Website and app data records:
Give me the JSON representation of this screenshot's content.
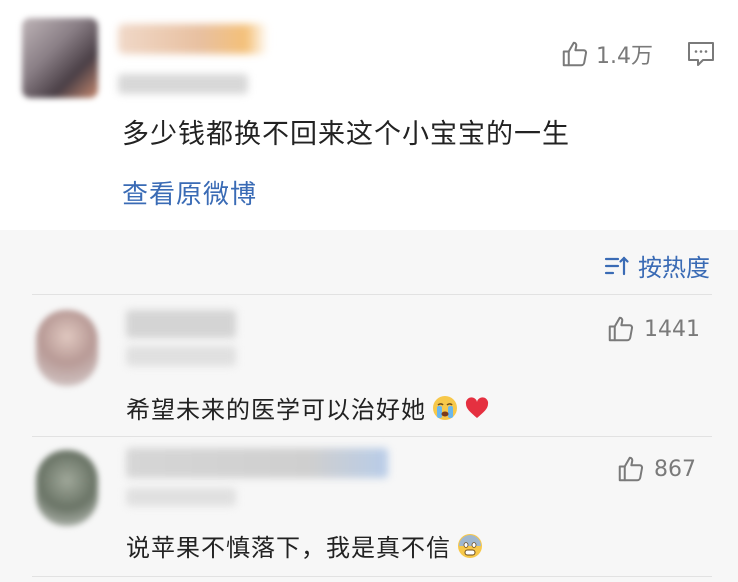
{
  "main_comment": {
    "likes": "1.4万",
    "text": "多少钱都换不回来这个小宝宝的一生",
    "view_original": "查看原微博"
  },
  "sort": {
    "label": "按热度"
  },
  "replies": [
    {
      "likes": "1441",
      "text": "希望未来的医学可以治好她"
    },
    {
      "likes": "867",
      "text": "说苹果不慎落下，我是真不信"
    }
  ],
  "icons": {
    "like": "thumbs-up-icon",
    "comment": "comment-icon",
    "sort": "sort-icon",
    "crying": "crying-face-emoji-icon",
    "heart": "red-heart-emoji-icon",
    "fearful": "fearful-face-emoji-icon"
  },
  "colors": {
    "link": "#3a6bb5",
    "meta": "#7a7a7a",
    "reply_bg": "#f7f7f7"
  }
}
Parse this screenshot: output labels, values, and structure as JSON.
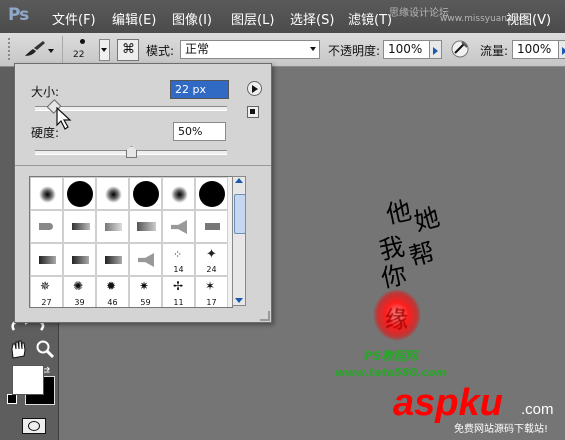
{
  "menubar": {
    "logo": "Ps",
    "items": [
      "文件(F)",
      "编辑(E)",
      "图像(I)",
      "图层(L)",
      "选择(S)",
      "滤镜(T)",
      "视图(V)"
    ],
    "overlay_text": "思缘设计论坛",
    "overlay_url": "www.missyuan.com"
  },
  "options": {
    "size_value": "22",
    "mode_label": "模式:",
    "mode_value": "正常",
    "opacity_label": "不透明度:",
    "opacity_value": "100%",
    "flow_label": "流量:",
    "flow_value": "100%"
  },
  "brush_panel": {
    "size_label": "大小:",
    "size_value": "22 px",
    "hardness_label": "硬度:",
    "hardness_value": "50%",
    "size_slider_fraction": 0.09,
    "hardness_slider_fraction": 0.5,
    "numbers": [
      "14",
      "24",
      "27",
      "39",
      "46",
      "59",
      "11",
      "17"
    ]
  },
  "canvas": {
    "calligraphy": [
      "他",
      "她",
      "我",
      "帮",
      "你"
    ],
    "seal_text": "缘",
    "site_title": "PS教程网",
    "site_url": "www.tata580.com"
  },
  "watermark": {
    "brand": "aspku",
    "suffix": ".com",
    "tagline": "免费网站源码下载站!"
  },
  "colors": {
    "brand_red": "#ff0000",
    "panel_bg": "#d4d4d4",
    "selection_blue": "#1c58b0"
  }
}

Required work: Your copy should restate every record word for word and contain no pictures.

Written response:
Give me the JSON representation of this screenshot's content.
{
  "main_comment": {
    "likes": "1.4万",
    "text": "多少钱都换不回来这个小宝宝的一生",
    "view_original": "查看原微博"
  },
  "sort": {
    "label": "按热度"
  },
  "replies": [
    {
      "likes": "1441",
      "text": "希望未来的医学可以治好她"
    },
    {
      "likes": "867",
      "text": "说苹果不慎落下，我是真不信"
    }
  ],
  "icons": {
    "like": "thumbs-up-icon",
    "comment": "comment-icon",
    "sort": "sort-icon",
    "crying": "crying-face-emoji-icon",
    "heart": "red-heart-emoji-icon",
    "fearful": "fearful-face-emoji-icon"
  },
  "colors": {
    "link": "#3a6bb5",
    "meta": "#7a7a7a",
    "reply_bg": "#f7f7f7"
  }
}
Parse this screenshot: output labels, values, and structure as JSON.
{
  "menubar": {
    "logo": "Ps",
    "items": [
      "文件(F)",
      "编辑(E)",
      "图像(I)",
      "图层(L)",
      "选择(S)",
      "滤镜(T)",
      "视图(V)"
    ],
    "overlay_text": "思缘设计论坛",
    "overlay_url": "www.missyuan.com"
  },
  "options": {
    "size_value": "22",
    "mode_label": "模式:",
    "mode_value": "正常",
    "opacity_label": "不透明度:",
    "opacity_value": "100%",
    "flow_label": "流量:",
    "flow_value": "100%"
  },
  "brush_panel": {
    "size_label": "大小:",
    "size_value": "22 px",
    "hardness_label": "硬度:",
    "hardness_value": "50%",
    "size_slider_fraction": 0.09,
    "hardness_slider_fraction": 0.5,
    "numbers": [
      "14",
      "24",
      "27",
      "39",
      "46",
      "59",
      "11",
      "17"
    ]
  },
  "canvas": {
    "calligraphy": [
      "他",
      "她",
      "我",
      "帮",
      "你"
    ],
    "seal_text": "缘",
    "site_title": "PS教程网",
    "site_url": "www.tata580.com"
  },
  "watermark": {
    "brand": "aspku",
    "suffix": ".com",
    "tagline": "免费网站源码下载站!"
  },
  "colors": {
    "brand_red": "#ff0000",
    "panel_bg": "#d4d4d4",
    "selection_blue": "#1c58b0"
  }
}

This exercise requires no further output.